  • Am I eligible for an HSA?

    The IRS has defined some eligibility requirements to qualify for an HSA. Eligible participants must have health insurance under a qualifying high-deductible health plan (HDHP), no other health coverage, no enrollment in Medicare, Tricare, or Tricare for Life. In addition, they cannot be claimed as dependent on someone else’s taxes, not receive veteran’s benefits within the last three months, and not have a health care flexible spending account (FSA) or health reimbursement account (HRA). These requirements may be subject to change.

  • What are the differences between an HSA and FSA?

    Though similar, HSAs and FSAs have some differences. The most significant difference between the two is that not everyone qualifies for an HSA. Only those with a high deductible qualify. FSA remains available to anyone, regardless of their deductible. The max contributions differ for the two accounts. HSAs typically have higher max annual contributions. One of the biggest benefits of an HSA is that it allows any remaining balance to roll over to the next year.

  • What are some examples of qualified medical expenses for a healthcare savings account?

    HSA withdrawals are only tax-free when spent on qualifying medical expenses. These include out-of-pocket expenses for doctor visits, medical procedures, co-pays, dental costs, vision care, medications, and feminine hygiene products. The expenses can be for the individual, a spouse, or a dependent.

  • How much can I contribute each year to my HSA?

    Each year, the IRS sets a limit on the amount of money someone can contribute to an HSA. For 2021, the limit for an individual is $3,600, and for a family, it is $7,200. Individuals over the age of 55 can contribute an additional $1,000 each year as a catch-up contribution.

  • What is a high-deductible health insurance plan?

    To qualify for an HSA, an individual must be participating in a high-deductible health plan. With these, the individual is responsible for paying a certain amount before the health insurance company steps in and starts covering expenses.

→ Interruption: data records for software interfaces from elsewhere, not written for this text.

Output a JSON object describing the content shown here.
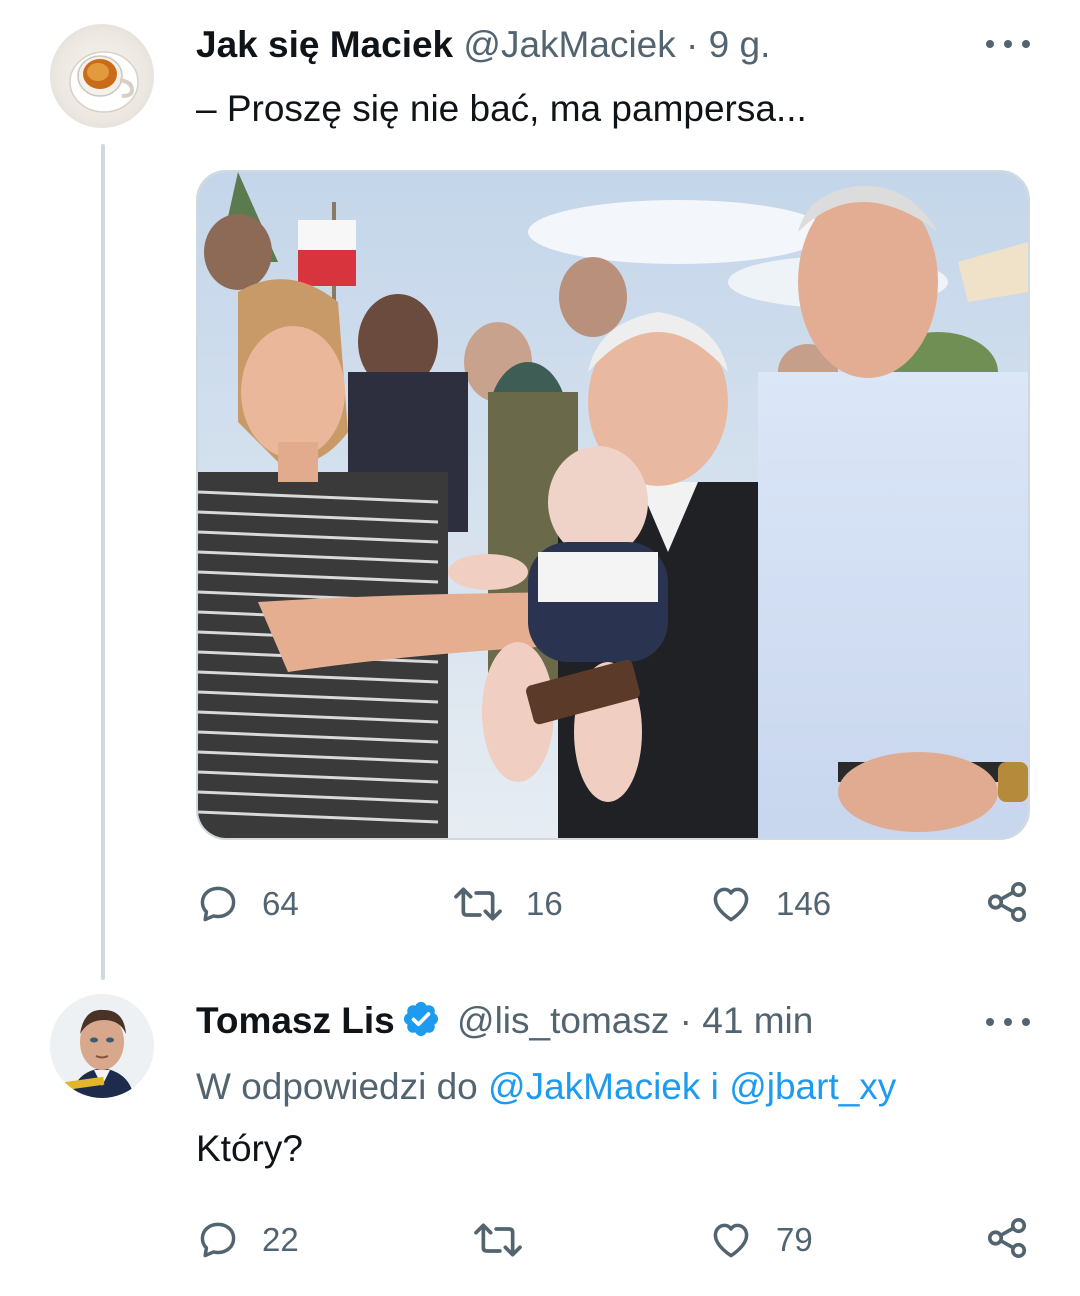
{
  "tweets": [
    {
      "author": {
        "display_name": "Jak się Maciek",
        "handle": "@JakMaciek",
        "separator": "·",
        "time": "9 g."
      },
      "text": "– Proszę się nie bać, ma pampersa...",
      "actions": {
        "replies": "64",
        "retweets": "16",
        "likes": "146"
      }
    },
    {
      "author": {
        "display_name": "Tomasz Lis",
        "handle": "@lis_tomasz",
        "separator": "·",
        "time": "41 min",
        "verified": true
      },
      "reply_to": {
        "prefix": "W odpowiedzi do",
        "mention_1": "@JakMaciek",
        "joiner": "i",
        "mention_2": "@jbart_xy"
      },
      "text": "Który?",
      "actions": {
        "replies": "22",
        "retweets": "",
        "likes": "79"
      }
    }
  ],
  "colors": {
    "text_primary": "#0f1419",
    "text_secondary": "#536471",
    "link": "#1d9bf0",
    "thread_line": "#cfd9de",
    "verified": "#1d9bf0"
  },
  "icons": [
    "more-icon",
    "reply-icon",
    "retweet-icon",
    "like-icon",
    "share-icon",
    "verified-badge-icon"
  ]
}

The deductible needs to be at least $1,400 for an individual plan or $2,800 for a family plan.

  • What are the penalties for withdrawing funds for ineligible purchases for an HSA?

    There is a penalty when using an HSA to pay for things that are not qualifying medical expenses. First, you have to pay taxes on that money as it now counts as income. Next, if you are younger than 65, you are charged another 20% penalty on the funds. To avoid this, do not withdraw HSA funds for non-medical expenses.

  • Who else can contribute to my HSA?

    Some employers also make contributions to their staff's HSA plans. If your job contributes to your HSA, be sure that you do not go over the IRS contribution limit. Excess contributions will result in a 6% tax penalty.